Six Questions for Alexandra Mor
The New York jewelry designer stopped by Dorfman Jewelers last week.
Dorfman’s new bridal collection features pieces from noted New York jewelry designer Alexandra Mor. She offers both a limited-edition signature line and one-of-a-kind baubles (often commissioned by clients). Mor visited the Newbury Street store last week and answered a few questions for Bostonista:
Bostonista: How did you get into jewelry design?
Alexandra Mor: I went to film school. I was a production manger for years before I came to New York and became a jewelry designer. Before I went to film school I created a portfolio made up of 20 collections so that I could get into Shenkar, a prestigious design school in Israel where I wanted to study fashion. I was accepted but was too inundated with production work and decided to go to film school instead. My love for design never wavered though, my creative soul was eventually exposed to jewelry-making after learning about diamonds and the jewelry world through my husband. When I got the bug, I took classes for jewelry bench making, precious stone and diamond classes, designing and rendering, and spent countless hours with master jewelers as I was designing my first signature collection. For me, it works the same way as approaching clothes design. The difference is that the details are more intricate. I’d love to deliver jewelry that had the intimacy of fabric. The color and sensuality a fabric can deliver. I love to combine old-world craftsmanship with contemporary styles and techniques. By and large, it came from my background at home, along with a strong love for design, fashion, proportions, art and aesthetics.
B: What inspires you?
AM: I love going to work. It’s my passion. It’s about relationships, creativity, and giving. A jewel has it all and I’m inspired by it all. And I’m inspired by women, too. Passionate women who are in touch with their femininity and vulnerability and who aren’t afraid to show either. That takes courage. And I think authenticity is such a wonderful and beautiful attribute. It takes a lot to just be yourself and that inspires me. My incredible family. My husband and three children. I cherish poetry and love walking alone in modern art museums anywhere I travel. Fashion. Architecture. Diamonds. Anything that has a story to tell inspires me.
Read on for more answers from Alexandra Mor…
B: How would you describe your design aesthetic?
AM: I believe in the beauty of things that are imperfect, impermanent, and incomplete.

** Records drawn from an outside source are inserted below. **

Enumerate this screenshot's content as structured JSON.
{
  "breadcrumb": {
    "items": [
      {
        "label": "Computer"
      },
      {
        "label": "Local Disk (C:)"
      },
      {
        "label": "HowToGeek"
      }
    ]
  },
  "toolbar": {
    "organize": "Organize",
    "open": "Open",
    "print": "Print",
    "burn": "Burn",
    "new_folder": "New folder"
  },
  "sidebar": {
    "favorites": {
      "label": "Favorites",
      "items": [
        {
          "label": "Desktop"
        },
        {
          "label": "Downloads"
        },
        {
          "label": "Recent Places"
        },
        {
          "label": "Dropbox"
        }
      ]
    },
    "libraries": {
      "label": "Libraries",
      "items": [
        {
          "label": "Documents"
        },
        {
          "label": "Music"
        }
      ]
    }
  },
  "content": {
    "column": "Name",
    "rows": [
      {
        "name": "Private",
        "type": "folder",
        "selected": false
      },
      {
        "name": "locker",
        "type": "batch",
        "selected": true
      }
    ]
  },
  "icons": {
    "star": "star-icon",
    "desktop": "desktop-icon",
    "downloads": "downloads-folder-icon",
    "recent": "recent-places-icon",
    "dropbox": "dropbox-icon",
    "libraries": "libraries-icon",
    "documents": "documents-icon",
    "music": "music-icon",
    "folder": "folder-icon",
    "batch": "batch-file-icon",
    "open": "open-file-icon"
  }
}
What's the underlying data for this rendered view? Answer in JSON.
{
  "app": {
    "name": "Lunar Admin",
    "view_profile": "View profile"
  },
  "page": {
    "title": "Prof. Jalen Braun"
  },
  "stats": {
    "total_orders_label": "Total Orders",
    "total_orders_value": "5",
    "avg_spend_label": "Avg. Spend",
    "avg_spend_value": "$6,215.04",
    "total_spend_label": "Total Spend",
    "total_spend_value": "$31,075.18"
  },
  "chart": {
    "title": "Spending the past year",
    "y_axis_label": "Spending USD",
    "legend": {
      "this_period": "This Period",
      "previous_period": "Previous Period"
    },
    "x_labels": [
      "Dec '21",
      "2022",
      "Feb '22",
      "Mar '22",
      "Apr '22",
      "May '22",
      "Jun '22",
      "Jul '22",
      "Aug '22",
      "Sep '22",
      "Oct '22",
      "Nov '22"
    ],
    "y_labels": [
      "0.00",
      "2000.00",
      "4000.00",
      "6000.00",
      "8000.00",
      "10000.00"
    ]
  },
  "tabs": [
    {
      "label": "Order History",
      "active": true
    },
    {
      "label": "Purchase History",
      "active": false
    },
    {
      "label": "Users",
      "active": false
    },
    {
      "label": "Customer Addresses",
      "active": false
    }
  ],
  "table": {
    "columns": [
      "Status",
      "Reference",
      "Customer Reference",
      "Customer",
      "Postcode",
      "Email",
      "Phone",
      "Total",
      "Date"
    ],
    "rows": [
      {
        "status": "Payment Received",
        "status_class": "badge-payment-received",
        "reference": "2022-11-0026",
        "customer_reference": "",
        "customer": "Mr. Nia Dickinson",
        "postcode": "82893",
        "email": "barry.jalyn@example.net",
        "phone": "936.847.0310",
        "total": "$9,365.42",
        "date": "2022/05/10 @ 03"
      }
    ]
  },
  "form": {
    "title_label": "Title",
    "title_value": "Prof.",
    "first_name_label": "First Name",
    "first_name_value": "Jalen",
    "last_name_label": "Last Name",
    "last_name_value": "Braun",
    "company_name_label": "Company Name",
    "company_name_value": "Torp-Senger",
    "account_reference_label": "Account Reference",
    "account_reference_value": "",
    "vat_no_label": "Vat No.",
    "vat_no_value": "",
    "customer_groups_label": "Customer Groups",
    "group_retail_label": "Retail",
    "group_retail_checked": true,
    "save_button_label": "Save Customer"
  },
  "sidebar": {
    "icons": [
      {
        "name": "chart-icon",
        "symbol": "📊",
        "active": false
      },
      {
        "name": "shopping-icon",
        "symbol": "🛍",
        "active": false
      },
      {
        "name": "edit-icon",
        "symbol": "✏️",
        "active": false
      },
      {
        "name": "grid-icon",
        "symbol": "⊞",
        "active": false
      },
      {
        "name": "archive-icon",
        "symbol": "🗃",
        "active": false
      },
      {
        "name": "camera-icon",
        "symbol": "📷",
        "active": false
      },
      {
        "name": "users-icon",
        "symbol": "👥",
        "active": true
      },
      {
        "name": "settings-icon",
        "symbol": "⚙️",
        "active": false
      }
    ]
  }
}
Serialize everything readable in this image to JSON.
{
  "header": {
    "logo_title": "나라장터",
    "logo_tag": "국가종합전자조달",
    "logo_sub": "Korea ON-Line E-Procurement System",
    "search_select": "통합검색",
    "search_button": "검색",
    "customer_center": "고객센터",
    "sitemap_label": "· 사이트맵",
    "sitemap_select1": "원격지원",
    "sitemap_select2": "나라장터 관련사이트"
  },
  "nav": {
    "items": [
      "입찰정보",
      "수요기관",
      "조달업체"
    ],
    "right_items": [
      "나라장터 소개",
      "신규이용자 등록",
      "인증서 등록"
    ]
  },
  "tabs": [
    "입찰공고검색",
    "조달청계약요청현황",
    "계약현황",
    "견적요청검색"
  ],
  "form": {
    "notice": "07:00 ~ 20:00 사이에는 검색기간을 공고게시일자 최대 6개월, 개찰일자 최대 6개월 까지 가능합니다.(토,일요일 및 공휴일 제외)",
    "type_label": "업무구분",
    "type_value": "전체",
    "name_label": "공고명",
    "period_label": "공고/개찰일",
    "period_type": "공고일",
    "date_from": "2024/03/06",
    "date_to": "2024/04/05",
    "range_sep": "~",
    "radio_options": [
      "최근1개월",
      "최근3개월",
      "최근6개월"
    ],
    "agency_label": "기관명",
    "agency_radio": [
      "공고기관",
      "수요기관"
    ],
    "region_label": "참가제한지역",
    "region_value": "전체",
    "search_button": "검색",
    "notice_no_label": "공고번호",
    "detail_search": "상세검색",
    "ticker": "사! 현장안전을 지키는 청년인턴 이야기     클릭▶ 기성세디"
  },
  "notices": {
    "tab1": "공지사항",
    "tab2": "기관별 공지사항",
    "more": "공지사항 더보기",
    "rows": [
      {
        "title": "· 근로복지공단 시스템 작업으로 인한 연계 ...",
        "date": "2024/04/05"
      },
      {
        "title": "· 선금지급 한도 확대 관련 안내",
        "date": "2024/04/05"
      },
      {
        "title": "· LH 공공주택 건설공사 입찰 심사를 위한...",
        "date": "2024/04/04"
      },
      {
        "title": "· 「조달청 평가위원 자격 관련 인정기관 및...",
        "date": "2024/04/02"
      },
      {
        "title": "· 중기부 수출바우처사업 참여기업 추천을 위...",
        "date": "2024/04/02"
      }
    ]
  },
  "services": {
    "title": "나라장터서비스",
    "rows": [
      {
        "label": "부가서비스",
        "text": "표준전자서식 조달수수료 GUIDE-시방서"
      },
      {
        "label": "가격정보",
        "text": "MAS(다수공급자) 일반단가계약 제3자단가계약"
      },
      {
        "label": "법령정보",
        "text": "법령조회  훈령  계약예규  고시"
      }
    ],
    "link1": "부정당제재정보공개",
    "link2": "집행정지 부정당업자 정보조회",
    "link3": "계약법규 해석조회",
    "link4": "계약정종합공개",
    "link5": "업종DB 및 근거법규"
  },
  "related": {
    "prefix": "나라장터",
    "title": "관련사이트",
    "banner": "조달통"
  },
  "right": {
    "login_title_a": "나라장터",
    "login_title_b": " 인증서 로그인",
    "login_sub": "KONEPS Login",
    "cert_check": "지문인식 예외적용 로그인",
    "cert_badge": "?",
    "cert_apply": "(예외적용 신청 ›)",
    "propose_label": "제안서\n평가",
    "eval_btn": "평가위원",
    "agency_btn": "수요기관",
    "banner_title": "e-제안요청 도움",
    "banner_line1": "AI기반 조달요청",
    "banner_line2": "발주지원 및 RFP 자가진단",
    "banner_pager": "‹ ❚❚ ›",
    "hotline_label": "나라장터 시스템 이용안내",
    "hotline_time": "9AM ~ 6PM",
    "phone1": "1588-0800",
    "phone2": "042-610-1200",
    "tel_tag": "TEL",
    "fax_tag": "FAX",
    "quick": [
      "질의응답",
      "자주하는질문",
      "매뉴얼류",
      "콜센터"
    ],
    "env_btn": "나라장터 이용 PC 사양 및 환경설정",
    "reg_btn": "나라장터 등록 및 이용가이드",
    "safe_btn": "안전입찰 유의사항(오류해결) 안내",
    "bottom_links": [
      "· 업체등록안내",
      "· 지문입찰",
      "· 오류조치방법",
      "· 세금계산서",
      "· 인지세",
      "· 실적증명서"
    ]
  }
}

Japanese aesthetics have always fascinated me and it’s fascinating to learn that the perfection you find in their aesthetic world is born of a philosophy that suggests approaching beauty as imperfect and incomplete. It’s a concept derived from eastern practice like Buddhism, which practices the notion of emptiness and absence of self. Or, like in kabala, the nothingness. I find it similar to my design work process. I’m always drawn to the empty spaces, the white spaces. It’s an important element of design, which allows an object to exist. It forms the balance between positive, which is what we see, and the use of negative spaces (the so-called white space). It’s quite simply the key to any aesthetic composition. And it intrigues me. My aesthetic revolves around simplicity, symmetry and relationship between the stone, the personality of the client, and my intuition — this will eventually lead to the design and help bring out the true nature of an object. I also find it very similar to my work process with natural stones; finding inspiration for a design and basing its form directly on the stones I find. Even though I don’t design “nature,’ per se, nature and the concept of staying true to the origin and language of a rock is an approach at the core of my work. For me, it’s a way of life.
B: Who are your favorite contemporary designers?
AM: I admire Valentino for his passion and commitment to perfection and Philippe Starck for his ability to bring his designs to life with a sense of humor. Even people who aren’t moved by design can’t help but feel something by his pieces. He brings art into life’s everyday products and sets the bar. But Coco Channel is my first love. She was a true pioneer, a designer of the heart, defining anew what woman were “allowed” to wear, while letting them feel and still look feminine. The new figure and design concept she brought to the world was remarkable. I admire her not only for her design vision, but for being someone who dared to reinvent, be herself, and throw caution to the wind.
B: What is your everyday jewelry uniform? Do you have hoops, rings, or necklaces that you never take off?
AM: My diamond engagement ring, my wide Asscher-cut diamond eternity band, a pair of round diamond studs with my signature jackets, and my long diamond sautoir necklace. I don’t leave the house without them.
B: Is it important to you that all your pieces are made in America?
AM: There are so many skilled and talented craftsmen here in the U.S., and we are lucky enough to work with the best. All my pieces require a tremendous amount of back-and-forth collaboration with my craftsmen. From the moment a design is finalized, up until its final polish is complete, I am very involved in every step of the creation process. I insist that quality control and design must be overseen in person and so I need to have my craftsmen close by.
Here are two of Mor’s jewelry designs: